Londoners take their sidewalks seriously. They barrel down the pavement at a clip that must qualify hordes of them as speed walkers. The tube (subway) is especially interesting for the pace of foot travel. Standing on the escalator, we are careful to stay right, as people shoot past on our left, taking the moving stairs two at a time. I see a man hop on our tube car only to be slammed on both shoulders by the closing doors. He wriggles his way in, but his rolling briefcase is stuck outside. Everyone remains silent except me – I exclaim, Whoooaa!” as I hit the open door button. Still complete, unnerving silence from everyone else. The man yanks in his case, takes his place and cracks open a newspaper as if nothing has happened. Without uttering a sound. I have never felt so loud in my life.
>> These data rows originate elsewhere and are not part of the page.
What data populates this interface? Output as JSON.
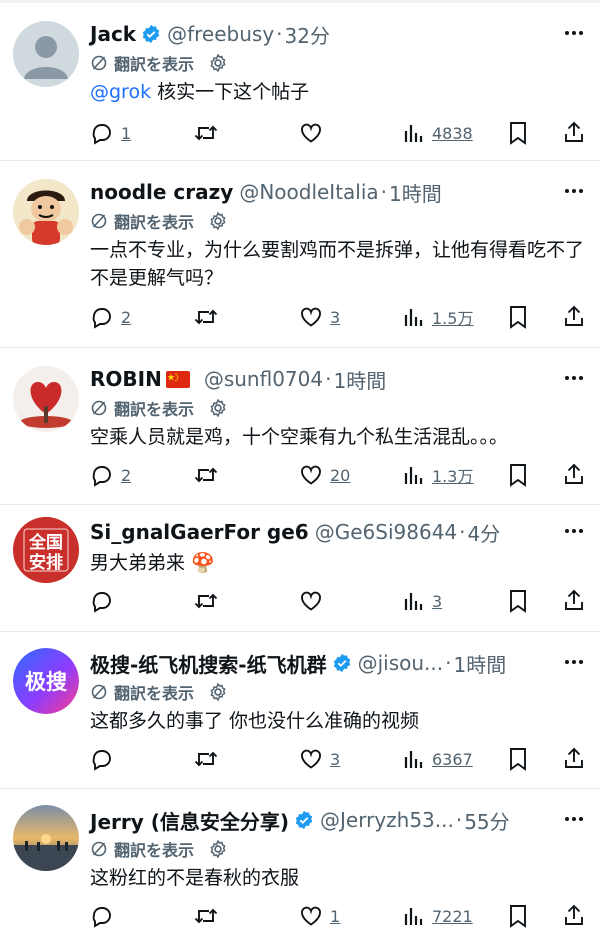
{
  "translate_label": "翻訳を表示",
  "tweets": [
    {
      "name": "Jack",
      "handle": "@freebusy",
      "time": "32分",
      "text_mention": "@grok",
      "text": "核实一下这个帖子",
      "reply_count": "1",
      "retweet_count": "",
      "like_count": "",
      "views": "4838"
    },
    {
      "name": "noodle crazy",
      "handle": "@NoodleItalia",
      "time": "1時間",
      "text": "一点不专业，为什么要割鸡而不是拆弹，让他有得看吃不了不是更解气吗？",
      "reply_count": "2",
      "retweet_count": "",
      "like_count": "3",
      "views": "1.5万"
    },
    {
      "name": "ROBIN",
      "handle": "@sunfl0704",
      "time": "1時間",
      "text": "空乘人员就是鸡，十个空乘有九个私生活混乱。。。",
      "reply_count": "2",
      "retweet_count": "",
      "like_count": "20",
      "views": "1.3万"
    },
    {
      "name": "Si_gnalGaerFor ge6",
      "handle": "@Ge6Si98644",
      "time": "4分",
      "text": "男大弟弟来 🍄",
      "reply_count": "",
      "retweet_count": "",
      "like_count": "",
      "views": "3"
    },
    {
      "name": "极搜-纸飞机搜索-纸飞机群",
      "handle": "@jisou...",
      "time": "1時間",
      "text": "这都多久的事了 你也没什么准确的视频",
      "reply_count": "",
      "retweet_count": "",
      "like_count": "3",
      "views": "6367"
    },
    {
      "name": "Jerry (信息安全分享)",
      "handle": "@Jerryzh53...",
      "time": "55分",
      "text": "这粉红的不是春秋的衣服",
      "reply_count": "",
      "retweet_count": "",
      "like_count": "1",
      "views": "7221"
    }
  ],
  "avatars": {
    "t4_line1": "全国",
    "t4_line2": "安排",
    "t5_logo": "极搜"
  },
  "colors": {
    "verified": "#1d9bf0",
    "accent": "#1d6ffd",
    "muted": "#536471"
  }
}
We emerge unscathed from the tube in the heart of London and navigate huge crowds to reach Westminster Abbey. After paying our 16 pounds ($24) each for entrance, we step into a cool, cavernous cathedral. It’s amazing to be walking up the same aisle that Prince William and Katherine walked when they married. Even more amazing to learn that this church was founded in the 10th century and that 3,500 notables are buried within its walls. Many more are memorialized with plaques, statuary, crests and more. The priest says that no matter where we stand, we are probably standing above someone’s remains. The listening tour group shift their feet and look down. The priest seems to enjoy the reaction – probably comes from working in a giant tomb.
My better half heads off on his preferred section of the self-guided tour as I walk over to Poets’ Corner. Beginning with Chaucer, writers of note through the ages have been buried or memorialized in this area. Dylan Thomas, one of my favorites, has a memorial plaque that reads, “Time held me green and dying though I sang in my chains like the sea.” I wonder if he chose this as his parting phrase. Charles Dickens’ remains are here, along with the ashes of Rudyard Kipling and Thomas Hardy. Handel’s gravestone reads “I know my Redeemer liveth,” from his famous work, the Messiah. (Later that day we see an early composition draft of this work in the British Library.) It is sometimes difficult to keep one’s footing on the ancient floor so I slow my pace and then notice some beautifully touching eulogies written about wives and mothers in medieval times.
Prayers are said every hour in the abbey and for this reading we hear a lovely English accent asking for blessings of peace. I am moved by the spirit of the place and the thought of countless prayers said through the centuries. We exit into the throngs of tourists and late summer heat of this complex and deeply interesting city.